    This isn't to say that physical is superior to electronic, just different. I hope the obvious advantages to authors of distributing ebooks doesn't convince most of them to forgo physical publishing. One is not a substitute for the other.
  • Re:Good! (Score:3, Informative)

    by Ephemeriis (315124) on Friday July 23, 2010 @03:28PM (#33006514)

    The B&N Unbound Blog is marketing. Their Friday giveaway is marketing.

    Yes, it is. It is marketing being conducted by Barnes & Noble, not whoever publishes the books.

    In the fine article, we're talking about a number of authors who've bypassed their publishers to sell directly on Amazon. Amazon can go right ahead and market things. The publishers are not necessary.

    You could write the best book in the world, but until someone other than yourself knows about it you are not going to sell a single copy. As soon as you tell someone, you have begun marketing it.

    Yes, I have begun marketing it - without involving a publisher.

    And these days I can potentially reach millions of people simply by posting something on my blog, or on Slashdot, or on Facebook, or wherever. All without requiring the services of a publisher.

    Next, it does no good at all to have thousands (millions?) of people clamoring for your book if they can't buy it anywhere.

    I could host the book on-line and accept donations. Or I could use one of several on-line ebook publication services. There's absolutely no need for me involve a traditional book publisher.

    So before you have consumers wanting your book, you better convince the retailers that this is going to be a best-seller so that they can stock up on it.

    You're talking about brick & mortar retailers, and physically stocking up on paper books, aren't you?

    Because this article, and my comments, are aimed at digital ebooks.

    If you're doing digital distribution, nobody needs to stock up. And it isn't too hard to convince folks to stock digital products. They don't take up any shelf space. There's no trade-off between some no-name and someone famous. You can throw both of them on your digital storefront and let them sell whatever they want.

    That is marketing (and is in fact the real heavy-duty marketing as far as books are concerned).
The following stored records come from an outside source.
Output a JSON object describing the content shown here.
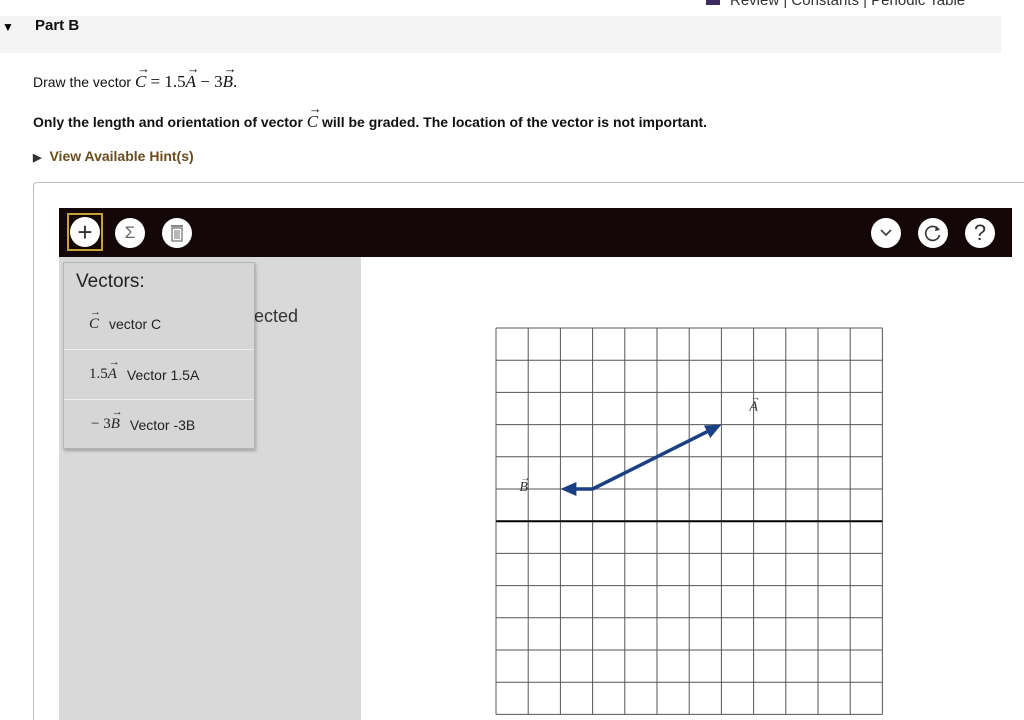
{
  "top_links": {
    "text": "Review | Constants | Periodic Table"
  },
  "part": {
    "title": "Part B"
  },
  "question": {
    "prompt": "Draw the vector",
    "equation_lhs": "C",
    "equation_rhs_a": "= 1.5",
    "equation_a": "A",
    "equation_rhs_b": " − 3",
    "equation_b": "B",
    "equation_end": ".",
    "note_before": "Only the length and orientation of vector",
    "note_vector": "C",
    "note_after": "will be graded. The location of the vector is not important."
  },
  "hint": {
    "label": "View Available Hint(s)"
  },
  "toolbar": {
    "add_icon": "+",
    "sum_icon": "Σ",
    "help_icon": "?"
  },
  "panel": {
    "selected_text": "ected"
  },
  "dropdown": {
    "title": "Vectors:",
    "items": [
      {
        "sym_coef": "",
        "sym_var": "C",
        "label": "vector C"
      },
      {
        "sym_coef": "1.5",
        "sym_var": "A",
        "label": "Vector 1.5A"
      },
      {
        "sym_coef": "− 3",
        "sym_var": "B",
        "label": "Vector -3B"
      }
    ]
  },
  "graph": {
    "label_a": "A",
    "label_b": "B",
    "vector_color": "#1b3f85",
    "vector_a": {
      "from": [
        3,
        1
      ],
      "to": [
        7,
        3
      ]
    },
    "vector_b": {
      "from": [
        3,
        1
      ],
      "to": [
        2,
        1
      ]
    }
  }
}
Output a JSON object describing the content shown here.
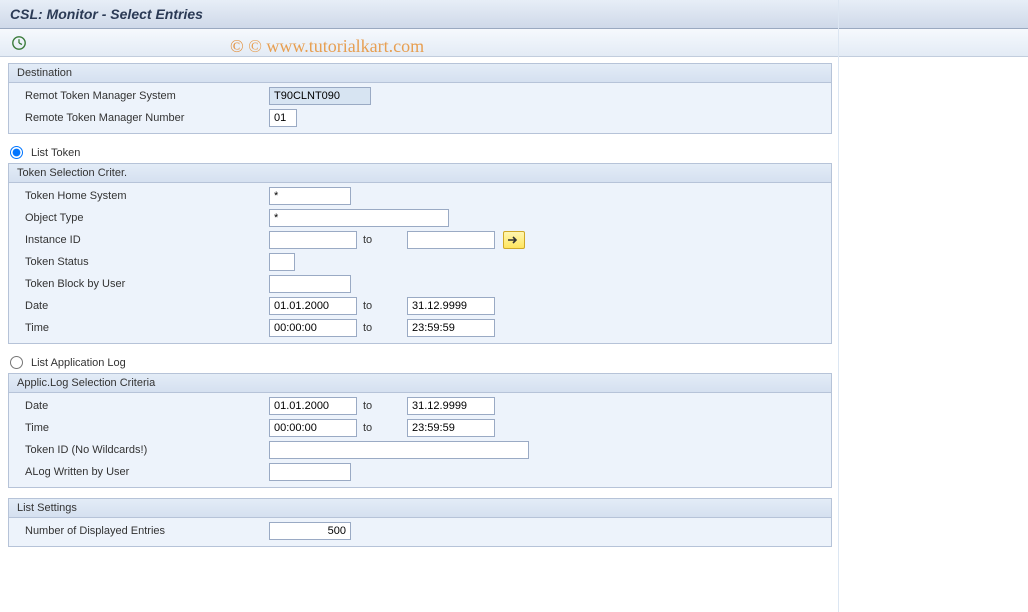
{
  "title": "CSL: Monitor - Select Entries",
  "watermark": "© www.tutorialkart.com",
  "toolbar": {
    "execute_tooltip": "Execute"
  },
  "destination": {
    "title": "Destination",
    "remote_system_label": "Remot Token Manager System",
    "remote_system_value": "T90CLNT090",
    "remote_number_label": "Remote Token Manager Number",
    "remote_number_value": "01"
  },
  "radio": {
    "list_token": "List Token",
    "list_applog": "List Application Log",
    "selected": "list_token"
  },
  "token_criteria": {
    "title": "Token Selection Criter.",
    "home_system_label": "Token Home System",
    "home_system_value": "*",
    "object_type_label": "Object Type",
    "object_type_value": "*",
    "instance_id_label": "Instance ID",
    "instance_id_from": "",
    "instance_id_to": "",
    "to_label": "to",
    "token_status_label": "Token Status",
    "token_status_value": "",
    "token_block_label": "Token Block by User",
    "token_block_value": "",
    "date_label": "Date",
    "date_from": "01.01.2000",
    "date_to": "31.12.9999",
    "time_label": "Time",
    "time_from": "00:00:00",
    "time_to": "23:59:59"
  },
  "applog_criteria": {
    "title": "Applic.Log Selection Criteria",
    "date_label": "Date",
    "date_from": "01.01.2000",
    "date_to": "31.12.9999",
    "to_label": "to",
    "time_label": "Time",
    "time_from": "00:00:00",
    "time_to": "23:59:59",
    "token_id_label": "Token ID (No Wildcards!)",
    "token_id_value": "",
    "alog_user_label": "ALog Written by User",
    "alog_user_value": ""
  },
  "list_settings": {
    "title": "List Settings",
    "num_entries_label": "Number of Displayed Entries",
    "num_entries_value": "500"
  }
}
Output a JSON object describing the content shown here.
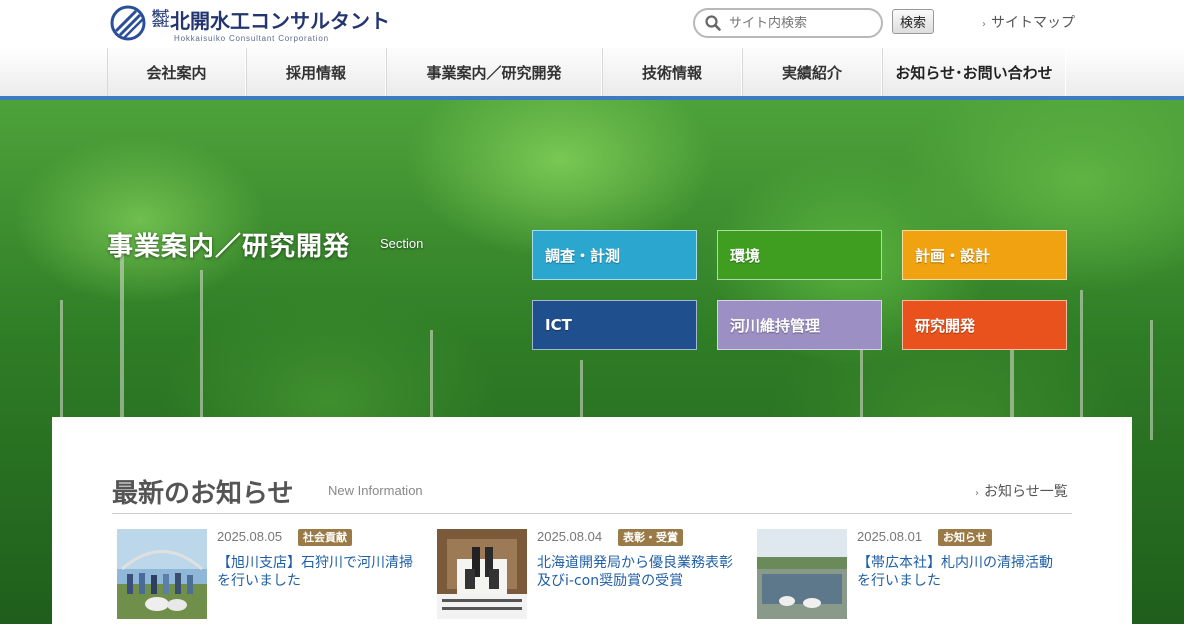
{
  "header": {
    "logo_kaisha": "株式会社",
    "logo_name": "北開水工コンサルタント",
    "logo_sub": "Hokkaisuiko Consultant Corporation",
    "search_placeholder": "サイト内検索",
    "search_button": "検索",
    "sitemap": "サイトマップ",
    "sitemap_arrow": "›"
  },
  "nav": {
    "items": [
      {
        "label": "会社案内"
      },
      {
        "label": "採用情報"
      },
      {
        "label": "事業案内／研究開発"
      },
      {
        "label": "技術情報"
      },
      {
        "label": "実績紹介"
      },
      {
        "label": "お知らせ･お問い合わせ"
      }
    ]
  },
  "hero": {
    "title": "事業案内／研究開発",
    "sub": "Section",
    "tiles": [
      {
        "label": "調査・計測",
        "color": "#2aa6cf"
      },
      {
        "label": "環境",
        "color": "#3f9d20"
      },
      {
        "label": "計画・設計",
        "color": "#f0a210"
      },
      {
        "label": "ICT",
        "color": "#1f4f8c"
      },
      {
        "label": "河川維持管理",
        "color": "#9b8fc4"
      },
      {
        "label": "研究開発",
        "color": "#e9521c"
      }
    ]
  },
  "news": {
    "title": "最新のお知らせ",
    "sub": "New Information",
    "all_link": "お知らせ一覧",
    "all_arrow": "›",
    "items": [
      {
        "date": "2025.08.05",
        "badge": "社会貢献",
        "text": "【旭川支店】石狩川で河川清掃を行いました"
      },
      {
        "date": "2025.08.04",
        "badge": "表彰・受賞",
        "text": "北海道開発局から優良業務表彰及びi-con奨励賞の受賞"
      },
      {
        "date": "2025.08.01",
        "badge": "お知らせ",
        "text": "【帯広本社】札内川の清掃活動を行いました"
      }
    ]
  },
  "colors": {
    "nav_accent": "#3c7bbf",
    "badge": "#9a7a46",
    "link": "#1f5fa6"
  }
}
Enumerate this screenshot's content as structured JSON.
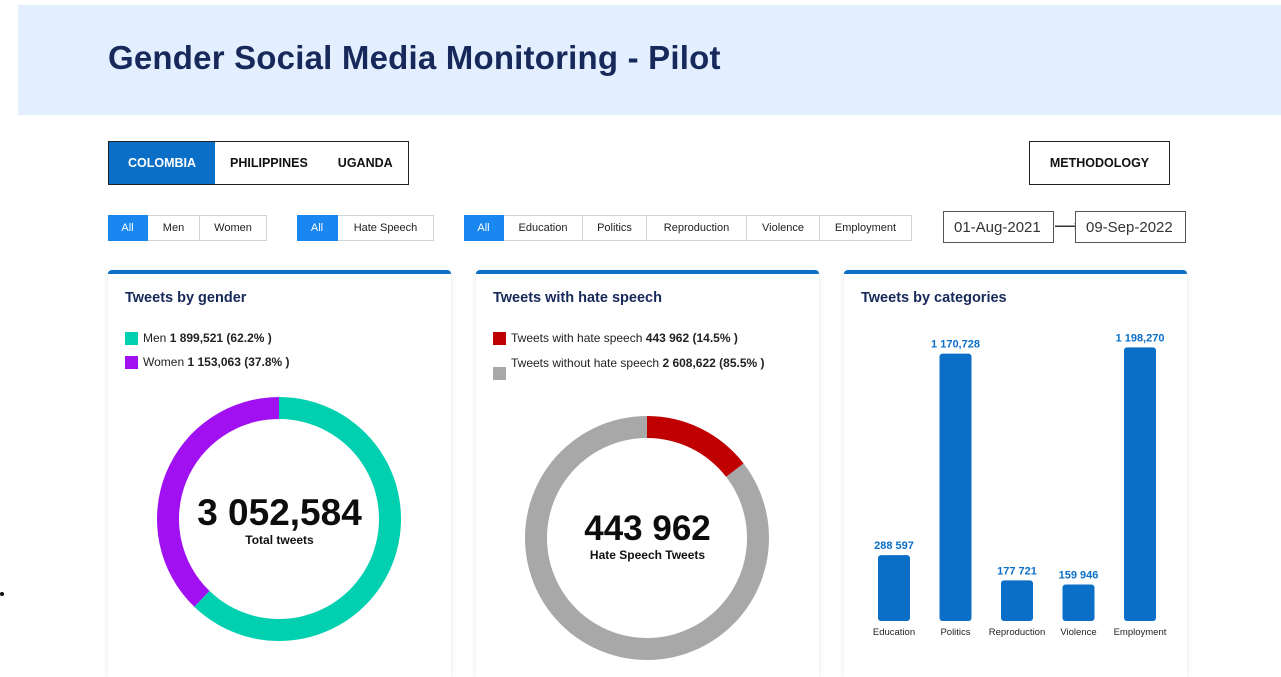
{
  "header": {
    "title": "Gender Social Media Monitoring - Pilot"
  },
  "country_tabs": [
    {
      "label": "COLOMBIA",
      "active": true
    },
    {
      "label": "PHILIPPINES",
      "active": false
    },
    {
      "label": "UGANDA",
      "active": false
    }
  ],
  "methodology_label": "METHODOLOGY",
  "filters": {
    "gender": [
      "All",
      "Men",
      "Women"
    ],
    "speech": [
      "All",
      "Hate Speech"
    ],
    "category": [
      "All",
      "Education",
      "Politics",
      "Reproduction",
      "Violence",
      "Employment"
    ]
  },
  "date_range": {
    "start": "01-Aug-2021",
    "end": "09-Sep-2022",
    "arrow": "⟶"
  },
  "cards": {
    "gender": {
      "title": "Tweets by gender",
      "legend": [
        {
          "label": "Men",
          "value": "1 899,521 (62.2% )",
          "color": "#00d0b0"
        },
        {
          "label": "Women",
          "value": "1 153,063 (37.8% )",
          "color": "#a010f0"
        }
      ],
      "total": "3 052,584",
      "total_label": "Total tweets"
    },
    "hate": {
      "title": "Tweets with hate speech",
      "legend": [
        {
          "label": "Tweets with hate speech",
          "value": "443 962 (14.5% )",
          "color": "#c00000"
        },
        {
          "label": "Tweets without hate speech",
          "value": "2 608,622 (85.5% )",
          "color": "#a8a8a8"
        }
      ],
      "total": "443 962",
      "total_label": "Hate Speech Tweets"
    },
    "categories": {
      "title": "Tweets by categories"
    }
  },
  "chart_data": [
    {
      "type": "pie",
      "title": "Tweets by gender",
      "categories": [
        "Men",
        "Women"
      ],
      "values": [
        1899521,
        1153063
      ],
      "percent": [
        62.2,
        37.8
      ],
      "colors": [
        "#00d0b0",
        "#a010f0"
      ]
    },
    {
      "type": "pie",
      "title": "Tweets with hate speech",
      "categories": [
        "Tweets with hate speech",
        "Tweets without hate speech"
      ],
      "values": [
        443962,
        2608622
      ],
      "percent": [
        14.5,
        85.5
      ],
      "colors": [
        "#c00000",
        "#a8a8a8"
      ]
    },
    {
      "type": "bar",
      "title": "Tweets by categories",
      "categories": [
        "Education",
        "Politics",
        "Reproduction",
        "Violence",
        "Employment"
      ],
      "values": [
        288597,
        1170728,
        177721,
        159946,
        1198270
      ],
      "value_labels": [
        "288 597",
        "1 170,728",
        "177 721",
        "159 946",
        "1 198,270"
      ],
      "color": "#0b6fc7"
    }
  ]
}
    As I said before, and just clearly illustrated, it is no longer necessary to have a publisher do your marketing for you.

The one day you'd sell your soul for something, souls are a glut.

Working...